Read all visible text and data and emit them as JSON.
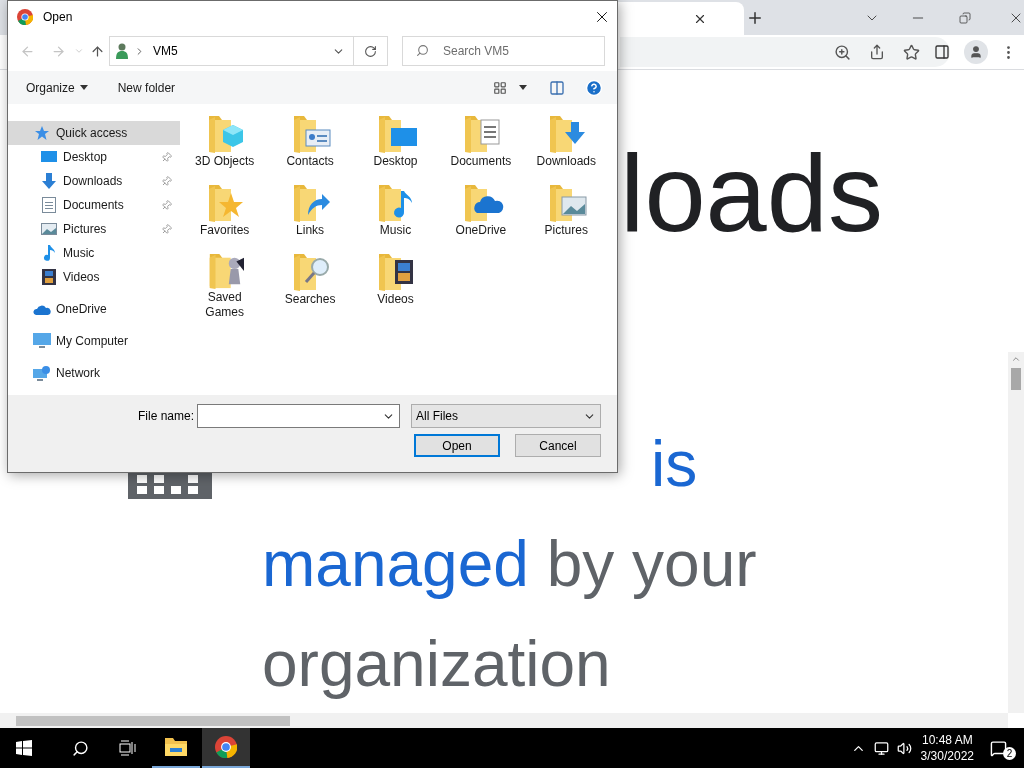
{
  "page": {
    "heading": "loads",
    "notice": [
      {
        "text": "is",
        "kind": "link"
      },
      {
        "text": "managed",
        "kind": "link"
      },
      {
        "text": " by your",
        "kind": "plain"
      },
      {
        "text": "organization",
        "kind": "plain"
      }
    ]
  },
  "dialog": {
    "title": "Open",
    "address": "VM5",
    "search_placeholder": "Search VM5",
    "commands": [
      "Organize",
      "New folder"
    ],
    "nav": [
      {
        "label": "Quick access",
        "kind": "star",
        "selected": true,
        "children": [
          {
            "label": "Desktop",
            "kind": "desktop",
            "pinned": true,
            "selected": false
          },
          {
            "label": "Downloads",
            "kind": "download",
            "pinned": true,
            "selected": false
          },
          {
            "label": "Documents",
            "kind": "document",
            "pinned": true,
            "selected": false
          },
          {
            "label": "Pictures",
            "kind": "picture",
            "pinned": true,
            "selected": false
          },
          {
            "label": "Music",
            "kind": "music",
            "pinned": false,
            "selected": false
          },
          {
            "label": "Videos",
            "kind": "video",
            "pinned": false,
            "selected": false
          }
        ]
      },
      {
        "label": "OneDrive",
        "kind": "cloud",
        "selected": false
      },
      {
        "label": "My Computer",
        "kind": "computer",
        "selected": false
      },
      {
        "label": "Network",
        "kind": "network",
        "selected": false
      }
    ],
    "folders": [
      {
        "name": "3D Objects",
        "kind": "cube"
      },
      {
        "name": "Contacts",
        "kind": "contact"
      },
      {
        "name": "Desktop",
        "kind": "desktop"
      },
      {
        "name": "Documents",
        "kind": "document"
      },
      {
        "name": "Downloads",
        "kind": "download"
      },
      {
        "name": "Favorites",
        "kind": "star"
      },
      {
        "name": "Links",
        "kind": "link"
      },
      {
        "name": "Music",
        "kind": "music"
      },
      {
        "name": "OneDrive",
        "kind": "cloud"
      },
      {
        "name": "Pictures",
        "kind": "picture"
      },
      {
        "name": "Saved Games",
        "kind": "game"
      },
      {
        "name": "Searches",
        "kind": "search"
      },
      {
        "name": "Videos",
        "kind": "video"
      }
    ],
    "file_name_label": "File name:",
    "filter": "All Files",
    "buttons": [
      {
        "label": "Open",
        "default": true
      },
      {
        "label": "Cancel",
        "default": false
      }
    ]
  },
  "taskbar": {
    "time": "10:48 AM",
    "date": "3/30/2022",
    "notifications": "2"
  }
}
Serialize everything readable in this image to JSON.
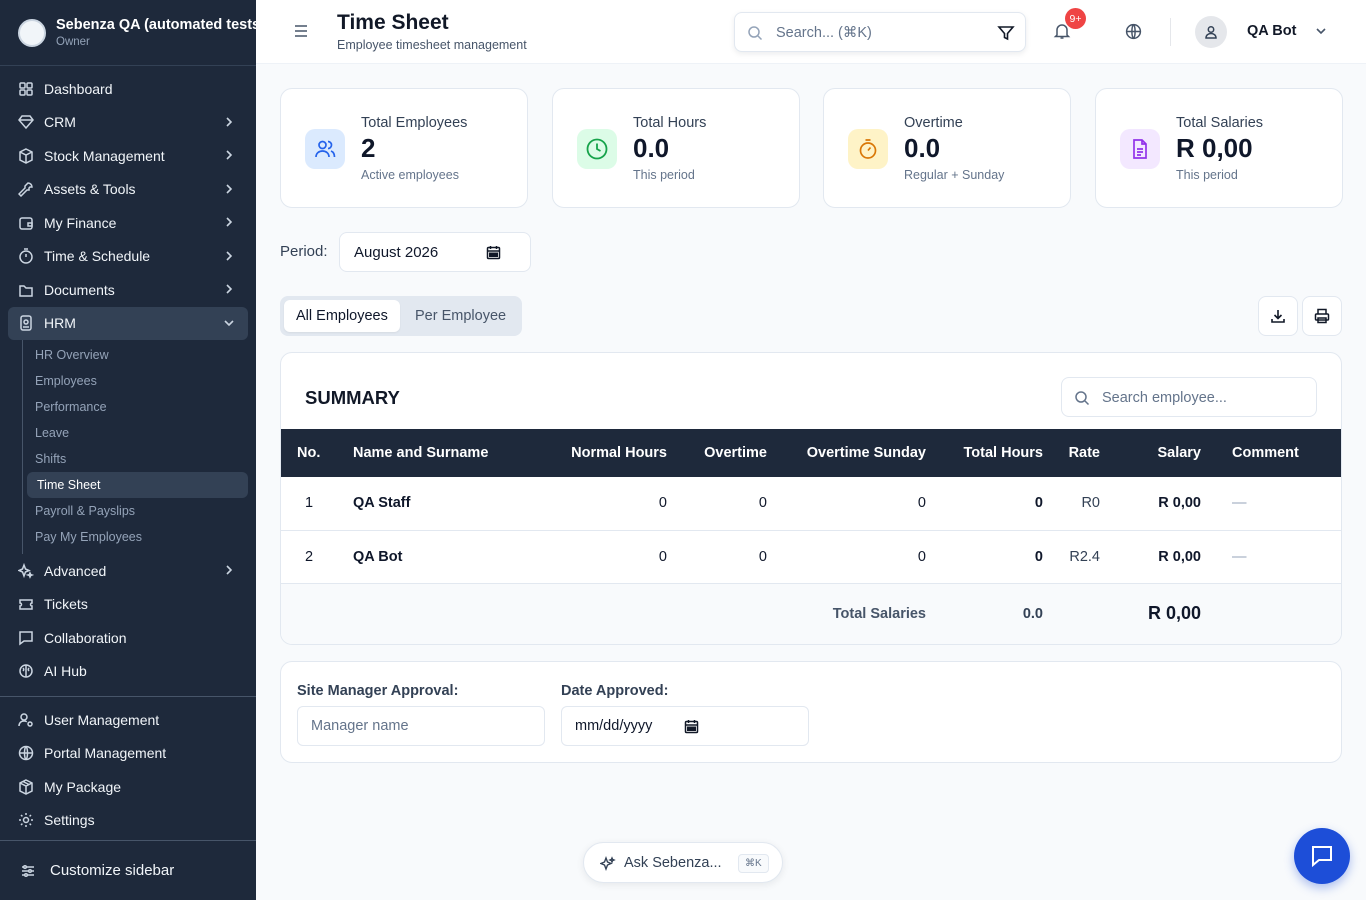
{
  "sidebar": {
    "org_name": "Sebenza QA (automated tests)",
    "role": "Owner",
    "items": [
      {
        "label": "Dashboard",
        "icon": "grid-icon",
        "expandable": false
      },
      {
        "label": "CRM",
        "icon": "gem-icon",
        "expandable": true
      },
      {
        "label": "Stock Management",
        "icon": "box-icon",
        "expandable": true
      },
      {
        "label": "Assets & Tools",
        "icon": "wrench-icon",
        "expandable": true
      },
      {
        "label": "My Finance",
        "icon": "wallet-icon",
        "expandable": true
      },
      {
        "label": "Time & Schedule",
        "icon": "timer-icon",
        "expandable": true
      },
      {
        "label": "Documents",
        "icon": "folder-icon",
        "expandable": true
      },
      {
        "label": "HRM",
        "icon": "id-card-icon",
        "expandable": true,
        "expanded": true
      }
    ],
    "hrm_subitems": [
      "HR Overview",
      "Employees",
      "Performance",
      "Leave",
      "Shifts",
      "Time Sheet",
      "Payroll & Payslips",
      "Pay My Employees"
    ],
    "active_subitem": "Time Sheet",
    "items_after": [
      {
        "label": "Advanced",
        "icon": "sparkles-icon",
        "expandable": true
      },
      {
        "label": "Tickets",
        "icon": "ticket-icon",
        "expandable": false
      },
      {
        "label": "Collaboration",
        "icon": "message-square-icon",
        "expandable": false
      },
      {
        "label": "AI Hub",
        "icon": "brain-icon",
        "expandable": false
      }
    ],
    "bottom_items": [
      {
        "label": "User Management",
        "icon": "user-cog-icon"
      },
      {
        "label": "Portal Management",
        "icon": "globe-icon"
      },
      {
        "label": "My Package",
        "icon": "package-icon"
      },
      {
        "label": "Settings",
        "icon": "gear-icon"
      }
    ],
    "customize_label": "Customize sidebar"
  },
  "header": {
    "title": "Time Sheet",
    "subtitle": "Employee timesheet management",
    "search_placeholder": "Search... (⌘K)",
    "notifications_badge": "9+",
    "user_name": "QA Bot"
  },
  "stats": [
    {
      "label": "Total Employees",
      "value": "2",
      "sub": "Active employees",
      "icon": "users-icon",
      "bg": "#dbeafe",
      "fg": "#2563eb"
    },
    {
      "label": "Total Hours",
      "value": "0.0",
      "sub": "This period",
      "icon": "clock-icon",
      "bg": "#dcfce7",
      "fg": "#16a34a"
    },
    {
      "label": "Overtime",
      "value": "0.0",
      "sub": "Regular + Sunday",
      "icon": "stopwatch-icon",
      "bg": "#fef3c7",
      "fg": "#d97706"
    },
    {
      "label": "Total Salaries",
      "value": "R 0,00",
      "sub": "This period",
      "icon": "document-icon",
      "bg": "#f3e8ff",
      "fg": "#9333ea"
    }
  ],
  "period": {
    "label": "Period:",
    "value": "August  2026"
  },
  "tabs": {
    "all": "All Employees",
    "per": "Per Employee"
  },
  "summary": {
    "title": "SUMMARY",
    "search_placeholder": "Search employee...",
    "columns": [
      "No.",
      "Name and Surname",
      "Normal Hours",
      "Overtime",
      "Overtime Sunday",
      "Total Hours",
      "Rate",
      "Salary",
      "Comment"
    ],
    "rows": [
      {
        "no": "1",
        "name": "QA Staff",
        "normal": "0",
        "overtime": "0",
        "ot_sunday": "0",
        "total": "0",
        "rate": "R0",
        "salary": "R 0,00",
        "comment": "—"
      },
      {
        "no": "2",
        "name": "QA Bot",
        "normal": "0",
        "overtime": "0",
        "ot_sunday": "0",
        "total": "0",
        "rate": "R2.4",
        "salary": "R 0,00",
        "comment": "—"
      }
    ],
    "totals": {
      "label": "Total Salaries",
      "hours": "0.0",
      "salary": "R 0,00"
    }
  },
  "approval": {
    "manager_label": "Site Manager Approval:",
    "manager_placeholder": "Manager name",
    "date_label": "Date Approved:",
    "date_value": "mm/dd/yyyy"
  },
  "ask": {
    "label": "Ask Sebenza...",
    "shortcut": "⌘K"
  }
}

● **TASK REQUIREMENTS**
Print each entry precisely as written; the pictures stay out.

● **RESPONSE FOR THIS EXERCISE**
Read all visible text and data and emit them as JSON.
{
  "page": {
    "heading": "loads",
    "notice": [
      {
        "text": "is",
        "kind": "link"
      },
      {
        "text": "managed",
        "kind": "link"
      },
      {
        "text": " by your",
        "kind": "plain"
      },
      {
        "text": "organization",
        "kind": "plain"
      }
    ]
  },
  "dialog": {
    "title": "Open",
    "address": "VM5",
    "search_placeholder": "Search VM5",
    "commands": [
      "Organize",
      "New folder"
    ],
    "nav": [
      {
        "label": "Quick access",
        "kind": "star",
        "selected": true,
        "children": [
          {
            "label": "Desktop",
            "kind": "desktop",
            "pinned": true,
            "selected": false
          },
          {
            "label": "Downloads",
            "kind": "download",
            "pinned": true,
            "selected": false
          },
          {
            "label": "Documents",
            "kind": "document",
            "pinned": true,
            "selected": false
          },
          {
            "label": "Pictures",
            "kind": "picture",
            "pinned": true,
            "selected": false
          },
          {
            "label": "Music",
            "kind": "music",
            "pinned": false,
            "selected": false
          },
          {
            "label": "Videos",
            "kind": "video",
            "pinned": false,
            "selected": false
          }
        ]
      },
      {
        "label": "OneDrive",
        "kind": "cloud",
        "selected": false
      },
      {
        "label": "My Computer",
        "kind": "computer",
        "selected": false
      },
      {
        "label": "Network",
        "kind": "network",
        "selected": false
      }
    ],
    "folders": [
      {
        "name": "3D Objects",
        "kind": "cube"
      },
      {
        "name": "Contacts",
        "kind": "contact"
      },
      {
        "name": "Desktop",
        "kind": "desktop"
      },
      {
        "name": "Documents",
        "kind": "document"
      },
      {
        "name": "Downloads",
        "kind": "download"
      },
      {
        "name": "Favorites",
        "kind": "star"
      },
      {
        "name": "Links",
        "kind": "link"
      },
      {
        "name": "Music",
        "kind": "music"
      },
      {
        "name": "OneDrive",
        "kind": "cloud"
      },
      {
        "name": "Pictures",
        "kind": "picture"
      },
      {
        "name": "Saved Games",
        "kind": "game"
      },
      {
        "name": "Searches",
        "kind": "search"
      },
      {
        "name": "Videos",
        "kind": "video"
      }
    ],
    "file_name_label": "File name:",
    "filter": "All Files",
    "buttons": [
      {
        "label": "Open",
        "default": true
      },
      {
        "label": "Cancel",
        "default": false
      }
    ]
  },
  "taskbar": {
    "time": "10:48 AM",
    "date": "3/30/2022",
    "notifications": "2"
  }
}
Serialize everything readable in this image to JSON.
{
  "sidebar": {
    "org_name": "Sebenza QA (automated tests)",
    "role": "Owner",
    "items": [
      {
        "label": "Dashboard",
        "icon": "grid-icon",
        "expandable": false
      },
      {
        "label": "CRM",
        "icon": "gem-icon",
        "expandable": true
      },
      {
        "label": "Stock Management",
        "icon": "box-icon",
        "expandable": true
      },
      {
        "label": "Assets & Tools",
        "icon": "wrench-icon",
        "expandable": true
      },
      {
        "label": "My Finance",
        "icon": "wallet-icon",
        "expandable": true
      },
      {
        "label": "Time & Schedule",
        "icon": "timer-icon",
        "expandable": true
      },
      {
        "label": "Documents",
        "icon": "folder-icon",
        "expandable": true
      },
      {
        "label": "HRM",
        "icon": "id-card-icon",
        "expandable": true,
        "expanded": true
      }
    ],
    "hrm_subitems": [
      "HR Overview",
      "Employees",
      "Performance",
      "Leave",
      "Shifts",
      "Time Sheet",
      "Payroll & Payslips",
      "Pay My Employees"
    ],
    "active_subitem": "Time Sheet",
    "items_after": [
      {
        "label": "Advanced",
        "icon": "sparkles-icon",
        "expandable": true
      },
      {
        "label": "Tickets",
        "icon": "ticket-icon",
        "expandable": false
      },
      {
        "label": "Collaboration",
        "icon": "message-square-icon",
        "expandable": false
      },
      {
        "label": "AI Hub",
        "icon": "brain-icon",
        "expandable": false
      }
    ],
    "bottom_items": [
      {
        "label": "User Management",
        "icon": "user-cog-icon"
      },
      {
        "label": "Portal Management",
        "icon": "globe-icon"
      },
      {
        "label": "My Package",
        "icon": "package-icon"
      },
      {
        "label": "Settings",
        "icon": "gear-icon"
      }
    ],
    "customize_label": "Customize sidebar"
  },
  "header": {
    "title": "Time Sheet",
    "subtitle": "Employee timesheet management",
    "search_placeholder": "Search... (⌘K)",
    "notifications_badge": "9+",
    "user_name": "QA Bot"
  },
  "stats": [
    {
      "label": "Total Employees",
      "value": "2",
      "sub": "Active employees",
      "icon": "users-icon",
      "bg": "#dbeafe",
      "fg": "#2563eb"
    },
    {
      "label": "Total Hours",
      "value": "0.0",
      "sub": "This period",
      "icon": "clock-icon",
      "bg": "#dcfce7",
      "fg": "#16a34a"
    },
    {
      "label": "Overtime",
      "value": "0.0",
      "sub": "Regular + Sunday",
      "icon": "stopwatch-icon",
      "bg": "#fef3c7",
      "fg": "#d97706"
    },
    {
      "label": "Total Salaries",
      "value": "R 0,00",
      "sub": "This period",
      "icon": "document-icon",
      "bg": "#f3e8ff",
      "fg": "#9333ea"
    }
  ],
  "period": {
    "label": "Period:",
    "value": "August  2026"
  },
  "tabs": {
    "all": "All Employees",
    "per": "Per Employee"
  },
  "summary": {
    "title": "SUMMARY",
    "search_placeholder": "Search employee...",
    "columns": [
      "No.",
      "Name and Surname",
      "Normal Hours",
      "Overtime",
      "Overtime Sunday",
      "Total Hours",
      "Rate",
      "Salary",
      "Comment"
    ],
    "rows": [
      {
        "no": "1",
        "name": "QA Staff",
        "normal": "0",
        "overtime": "0",
        "ot_sunday": "0",
        "total": "0",
        "rate": "R0",
        "salary": "R 0,00",
        "comment": "—"
      },
      {
        "no": "2",
        "name": "QA Bot",
        "normal": "0",
        "overtime": "0",
        "ot_sunday": "0",
        "total": "0",
        "rate": "R2.4",
        "salary": "R 0,00",
        "comment": "—"
      }
    ],
    "totals": {
      "label": "Total Salaries",
      "hours": "0.0",
      "salary": "R 0,00"
    }
  },
  "approval": {
    "manager_label": "Site Manager Approval:",
    "manager_placeholder": "Manager name",
    "date_label": "Date Approved:",
    "date_value": "mm/dd/yyyy"
  },
  "ask": {
    "label": "Ask Sebenza...",
    "shortcut": "⌘K"
  }
}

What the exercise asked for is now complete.